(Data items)
------------------------------------------------
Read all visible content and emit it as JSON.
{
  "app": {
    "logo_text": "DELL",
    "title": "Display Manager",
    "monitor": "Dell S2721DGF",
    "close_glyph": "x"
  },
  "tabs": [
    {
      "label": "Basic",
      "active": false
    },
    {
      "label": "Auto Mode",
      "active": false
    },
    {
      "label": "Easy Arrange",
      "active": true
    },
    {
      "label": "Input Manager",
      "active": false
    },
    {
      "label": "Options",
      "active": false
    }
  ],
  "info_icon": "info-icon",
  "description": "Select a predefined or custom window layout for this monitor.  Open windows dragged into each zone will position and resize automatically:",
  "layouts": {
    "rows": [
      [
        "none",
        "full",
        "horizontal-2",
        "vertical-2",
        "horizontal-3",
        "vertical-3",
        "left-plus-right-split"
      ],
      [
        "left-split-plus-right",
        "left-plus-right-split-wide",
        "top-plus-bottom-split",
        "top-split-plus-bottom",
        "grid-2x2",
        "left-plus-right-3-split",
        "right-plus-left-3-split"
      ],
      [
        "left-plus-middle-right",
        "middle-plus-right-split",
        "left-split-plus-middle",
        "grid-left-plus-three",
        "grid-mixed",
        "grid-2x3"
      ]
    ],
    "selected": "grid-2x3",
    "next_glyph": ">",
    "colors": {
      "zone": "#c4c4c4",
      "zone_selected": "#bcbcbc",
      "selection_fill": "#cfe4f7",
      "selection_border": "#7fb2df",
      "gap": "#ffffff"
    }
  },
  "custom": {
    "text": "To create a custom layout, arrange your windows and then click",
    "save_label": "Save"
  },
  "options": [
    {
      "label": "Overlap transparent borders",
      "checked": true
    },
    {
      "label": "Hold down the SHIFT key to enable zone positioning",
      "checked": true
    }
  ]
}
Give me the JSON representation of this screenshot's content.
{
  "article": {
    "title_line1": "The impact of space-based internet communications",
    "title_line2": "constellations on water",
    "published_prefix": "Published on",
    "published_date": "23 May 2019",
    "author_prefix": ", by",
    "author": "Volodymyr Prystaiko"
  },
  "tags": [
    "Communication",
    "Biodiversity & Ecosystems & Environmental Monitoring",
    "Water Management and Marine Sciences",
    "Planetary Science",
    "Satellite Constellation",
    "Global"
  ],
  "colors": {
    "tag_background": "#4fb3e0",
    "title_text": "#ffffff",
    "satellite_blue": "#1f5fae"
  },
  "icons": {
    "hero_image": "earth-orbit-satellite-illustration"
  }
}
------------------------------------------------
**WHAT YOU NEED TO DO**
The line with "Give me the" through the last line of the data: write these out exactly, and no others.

**RESPONSE TO THE EXERCISE**
Give me the JSON representation of this screenshot's content.
{
  "article": {
    "title_line1": "The impact of space-based internet communications",
    "title_line2": "constellations on water",
    "published_prefix": "Published on",
    "published_date": "23 May 2019",
    "author_prefix": ", by",
    "author": "Volodymyr Prystaiko"
  },
  "tags": [
    "Communication",
    "Biodiversity & Ecosystems & Environmental Monitoring",
    "Water Management and Marine Sciences",
    "Planetary Science",
    "Satellite Constellation",
    "Global"
  ],
  "colors": {
    "tag_background": "#4fb3e0",
    "title_text": "#ffffff",
    "satellite_blue": "#1f5fae"
  },
  "icons": {
    "hero_image": "earth-orbit-satellite-illustration"
  }
}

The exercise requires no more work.